WASHINGTON (AP) — Former Utah Gov. Jon Huntsman, President Donald Trump's nominee to be U.S. ambassador to Russia, told Congress on Tuesday that Moscow's meddling in the 2016 presidential election led directly to the lack of trust between the two former Cold War foes.
Appearing before the Senate Foreign Relations Committee, Huntsman struck a tough tone amid heightened tensions between Washington and Moscow. The relationship has been marred in recent months by a series of expulsions of diplomats and closures of diplomatic missions.
"There is no question that the Russian government interfered in the U.S. election last year and Moscow continues to meddle in the democratic processes of our friends and allies," said Huntsman, who also noted that Russia continues to disregard its commitments to arms control treaties.
Former Utah Gov. Jon Huntsman testifies during a hearing of the Senate Foreign Relations Committee on his nomination to become the U.S. ambassador to Russia, on Capitol Hill, Tuesday, Sept. 19, 2017 in Washington. (AP Photo/Alex Brandon)
"Right now we're at a low point," he said. "It reminds me of 1986."
He said he would not hesitate to remind Russian officials that they are accountable for their actions. But he also said there are areas of possible cooperation and common interest for Russia and the United States, including defusing North Korea's nuclear ambitions and missions in space.
If his nomination is approved by the Senate, Huntsman would take over a high-profile post amid ongoing investigations by special counsel Robert Mueller into Russia's election intrusions and potential contacts between Russian officials and the Trump campaign.
Huntsman breezed through his confirmation hearing, with Republicans and Democrats hailing him as highly qualified for the job. He's a former Utah governor who has twice served as an ambassador. He was the nation's top diplomat to Singapore under President George H.W. Bush and then served in that role in China under President Barack Obama before returning to the U.S. to run for president in 2012.

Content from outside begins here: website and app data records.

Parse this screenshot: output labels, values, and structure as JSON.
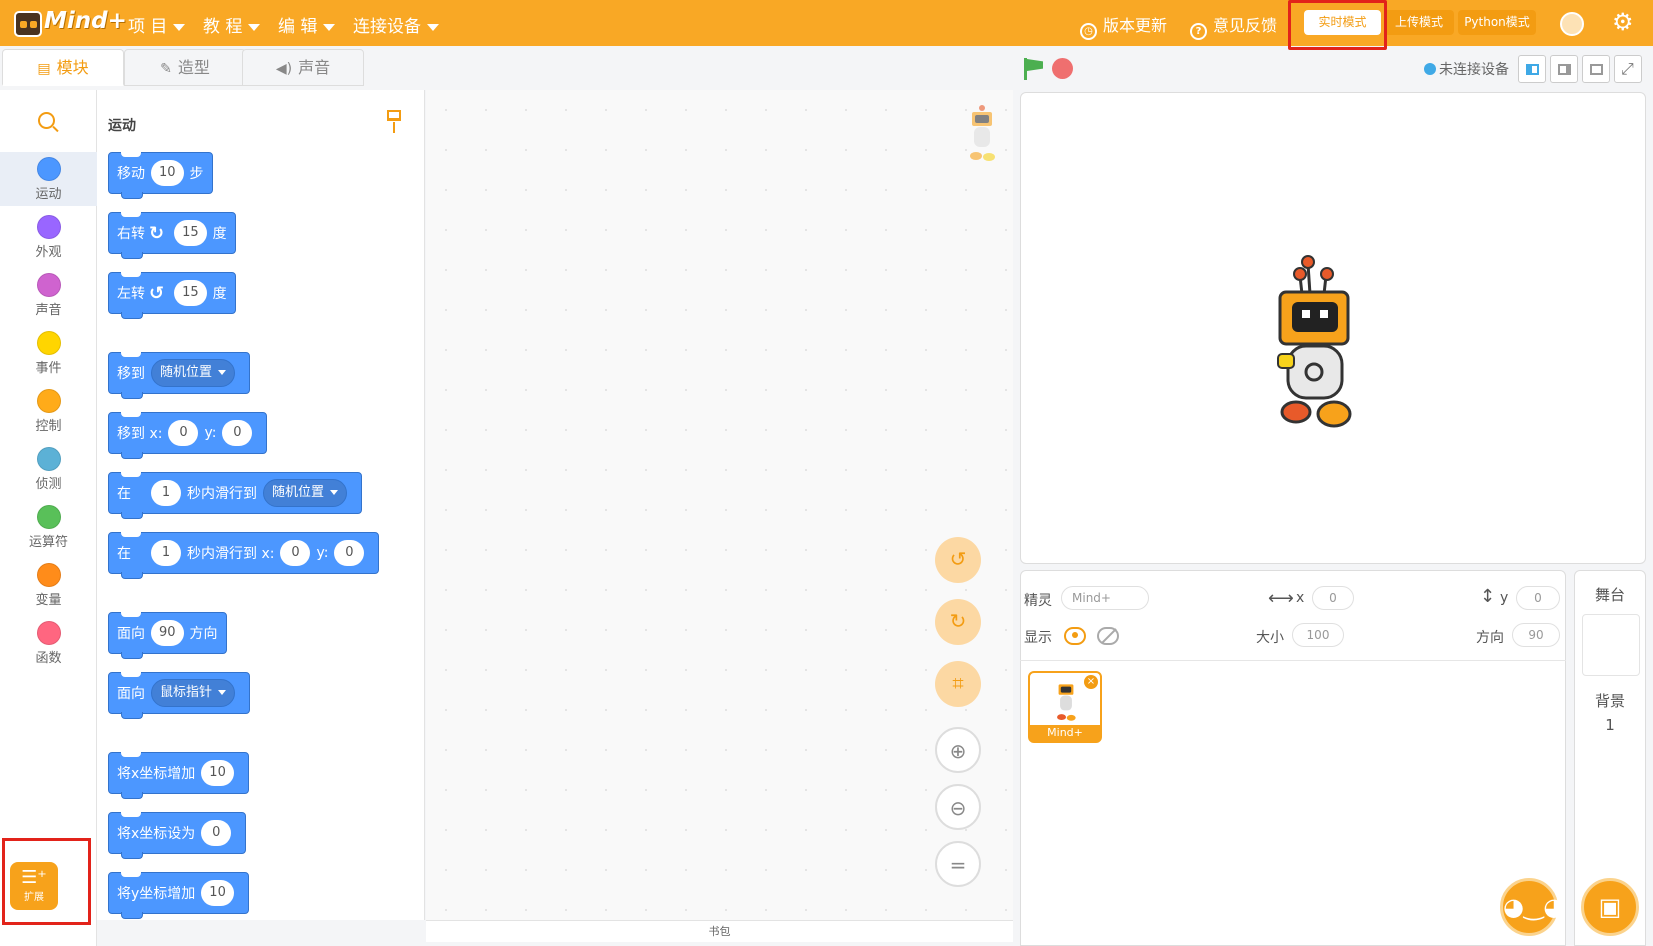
{
  "app": {
    "logo_text": "Mind+"
  },
  "menu": {
    "project": "项 目",
    "tutorial": "教 程",
    "edit": "编 辑",
    "connect": "连接设备"
  },
  "topbar": {
    "update": "版本更新",
    "feedback": "意见反馈"
  },
  "modes": {
    "realtime": "实时模式",
    "upload": "上传模式",
    "python": "Python模式"
  },
  "tabs": {
    "blocks": "模块",
    "costumes": "造型",
    "sounds": "声音"
  },
  "device_status": "未连接设备",
  "categories": [
    {
      "label": "运动",
      "color": "#4c97ff"
    },
    {
      "label": "外观",
      "color": "#9966ff"
    },
    {
      "label": "声音",
      "color": "#cf63cf"
    },
    {
      "label": "事件",
      "color": "#ffd500"
    },
    {
      "label": "控制",
      "color": "#ffab19"
    },
    {
      "label": "侦测",
      "color": "#5cb1d6"
    },
    {
      "label": "运算符",
      "color": "#59c059"
    },
    {
      "label": "变量",
      "color": "#ff8c1a"
    },
    {
      "label": "函数",
      "color": "#ff6680"
    }
  ],
  "extension": {
    "label": "扩展"
  },
  "palette": {
    "title": "运动",
    "blocks": {
      "move": {
        "a": "移动",
        "v": "10",
        "b": "步"
      },
      "turn_right": {
        "a": "右转",
        "v": "15",
        "b": "度"
      },
      "turn_left": {
        "a": "左转",
        "v": "15",
        "b": "度"
      },
      "goto": {
        "a": "移到",
        "d": "随机位置"
      },
      "goto_xy": {
        "a": "移到 x:",
        "x": "0",
        "yl": "y:",
        "y": "0"
      },
      "glide": {
        "a": "在",
        "v": "1",
        "b": "秒内滑行到",
        "d": "随机位置"
      },
      "glide_xy": {
        "a": "在",
        "v": "1",
        "b": "秒内滑行到 x:",
        "x": "0",
        "yl": "y:",
        "y": "0"
      },
      "point_dir": {
        "a": "面向",
        "v": "90",
        "b": "方向"
      },
      "point_towards": {
        "a": "面向",
        "d": "鼠标指针"
      },
      "change_x": {
        "a": "将x坐标增加",
        "v": "10"
      },
      "set_x": {
        "a": "将x坐标设为",
        "v": "0"
      },
      "change_y": {
        "a": "将y坐标增加",
        "v": "10"
      }
    }
  },
  "backpack": "书包",
  "sprite_info": {
    "sprite_label": "精灵",
    "sprite_name": "Mind+",
    "x_label": "x",
    "x": "0",
    "y_label": "y",
    "y": "0",
    "show_label": "显示",
    "size_label": "大小",
    "size": "100",
    "dir_label": "方向",
    "direction": "90",
    "thumb_label": "Mind+"
  },
  "stage_panel": {
    "title": "舞台",
    "backdrop_label": "背景",
    "backdrop_count": "1"
  }
}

Sen. Chris Murphy, D-Conn., asked Huntsman how he would confront the Russians over the election interference when Trump has called the meddling a hoax and a scam pushed by Democrats to sully his victory at the polls.
Huntsman said he'd rely on the work done by U.S. intelligence agencies, which concluded in a declassified report released in early January that Putin ordered an "influence campaign" to weaken public faith in the U.S. political process and to damage Democrat Hillary Clinton's candidacy.
"I think that expresses where the facts are with respect to Russia's involvement in our election," he said.
The former governor, a Mormon, had an up-and-down relationship with Trump during last year's campaign. He was slow to endorse any candidate for the Republican nomination though he did back Trump once he became the presumptive nominee. But Huntsman then called for Trump to drop out after the October release of a 2005 video in which Trump was captured on a hot microphone making lewd comments about women.
Huntsman said then that the "campaign cycle has been nothing but a race to the bottom" and called for Trump's running mate, then-Indiana Gov. Mike Pence, to top the GOP ticket.
Trump also went after Huntsman during his tenure as ambassador to Beijing. In a series of tweets in 2011 and 2012, the celebrity businessman called Huntsman a "lightweight" and "weak" and claimed that China "did a major number on us" during his tenure.
But Huntsman and Trump buried their differences during Trump's transition.
The GOP-led Congress responded to Moscow's election meddling by passing an expanded sanctions package in July that also sought to punish Russia for its military aggression in Ukraine and Syria. Trump reluctantly signed the measure into law while complaining that lawmakers overstepped their constitutional bounds and impeded his ability to negotiate with foreign countries.
Instead of looking for way to retaliate against Moscow for the election meddling, Trump had openly challenged the findings of his own intelligence agencies, which concluded Russia had sought to tip the election in his behalf. And he pursued a warmer relationship with Russian President Vladimir Putin, convinced that Washington and the Kremlin could work together on shared interests, such as counterterrorism and Syria.
But there have been only modest signs of cooperation, such as a deal Trump and Putin agreed to a few months ago with Jordan for a cease-fire in southwest Syria.
Trump's begrudging approval of the sanctions bill led to a diplomatic tit-for-tat between the two countries. Putin ordered the United States to cut hundreds of its embassy and consular staff in Russia. Several weeks later the U.S. gave Russia 48 hours to shut the Russian Consulate in San Francisco and offices in Washington and New York.
Huntsman told the committee that Moscow's decision to force a reduction in U.S. staff was "unfortunate" and will affect "our ability to carry on anything representing a normal relationship."